“Housing should be for New Yorkers, hotels should be for tourists,” Kallos states on his website. “We need every apartment being listed illegally back on the market to help our affordable housing crisis. At a time when hotels are closing or sitting there empty, it is crazy to see apartments all over the city getting converted into illegal (hotels).” 

Under Local Law 18, homeowners, co-op shareholders, condo unit-owners and renters will be required to certify that they are the legal owner or tenant, to designate an area for guests, to certify that hosting does not violate the terms of their lease or the law, and to provide the URL for any listings. The city, in turn, will confirm that the home is not in public housing, a rent-regulated apartment, city-subsidized housing or on the “prohibited buildings list” whose owners, including co-op and condo boards, have forbidden short-term rentals.

“In essence,” Saft says, “co-ops and condos can opt out of the system.”

Dennis DePaola, executive vice president at Orsid New York, predicts that the vast majority of the 200 co-ops and condos in the management company’s portfolio will do just that. “This law has been a long time coming, and our clients welcome it,” he says. “Critics feel it’s a law for the rich, but co-op and condo residents of all classes don’t want to endure living next to a hotel room.”
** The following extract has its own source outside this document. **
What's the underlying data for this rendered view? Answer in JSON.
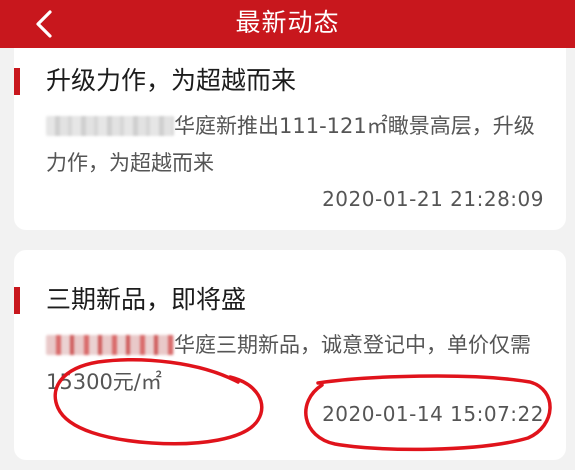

The law has teeth. Fines for hosts who break the rules would range from $1,000 to the lesser of $5,000 or three times revenue from illegal rentals. Fines for platforms would be limited to the higher of $1,500 or the total fees collected from illegal transactions.

Reactions to Local Law 18, the latest skirmish in the protracted war over short-term rentals, have been predictably divided. Airbnb has derided the new law as “draconian.” The Hotel Association of New York, on the other hand, said in a statement that it is “fully supportive” of the new rules. As Saft sees it, “It’s a major step up for everybody — except Airbnb.”